(Entries from a dataset of interfaces)
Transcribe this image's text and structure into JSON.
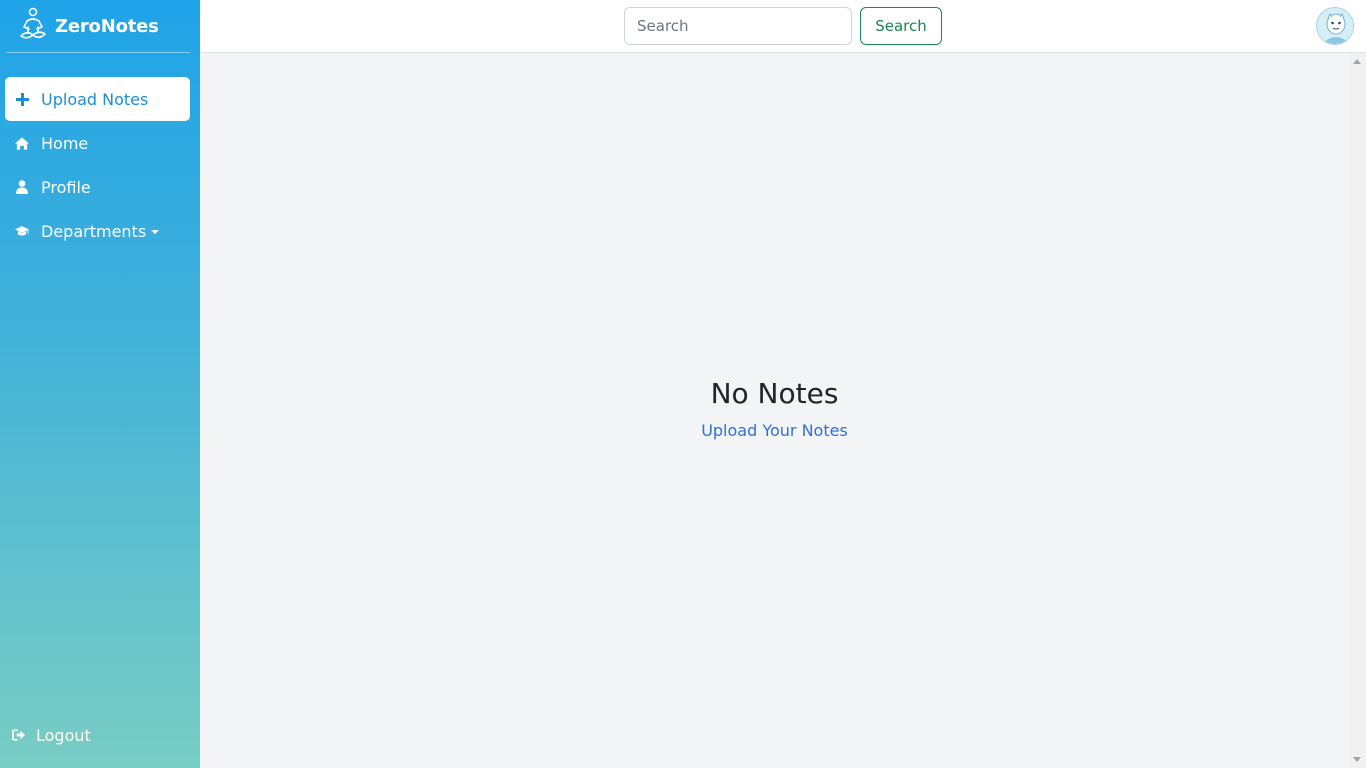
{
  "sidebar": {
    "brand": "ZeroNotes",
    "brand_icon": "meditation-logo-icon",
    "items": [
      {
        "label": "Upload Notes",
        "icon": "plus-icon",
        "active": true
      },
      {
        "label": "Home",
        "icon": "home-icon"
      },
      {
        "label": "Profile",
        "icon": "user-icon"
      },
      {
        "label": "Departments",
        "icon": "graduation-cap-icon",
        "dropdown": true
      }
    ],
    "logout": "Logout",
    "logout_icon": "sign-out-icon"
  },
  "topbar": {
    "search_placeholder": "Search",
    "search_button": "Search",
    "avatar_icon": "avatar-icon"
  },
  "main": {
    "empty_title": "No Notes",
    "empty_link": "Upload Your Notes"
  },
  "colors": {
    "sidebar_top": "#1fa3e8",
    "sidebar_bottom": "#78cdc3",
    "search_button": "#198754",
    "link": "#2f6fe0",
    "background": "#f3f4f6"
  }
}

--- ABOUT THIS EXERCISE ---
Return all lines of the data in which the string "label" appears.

--- TASK RESULT ---
        "label": "Upload Notes",
        "label": "Home",
        "label": "Profile",
        "label": "Departments",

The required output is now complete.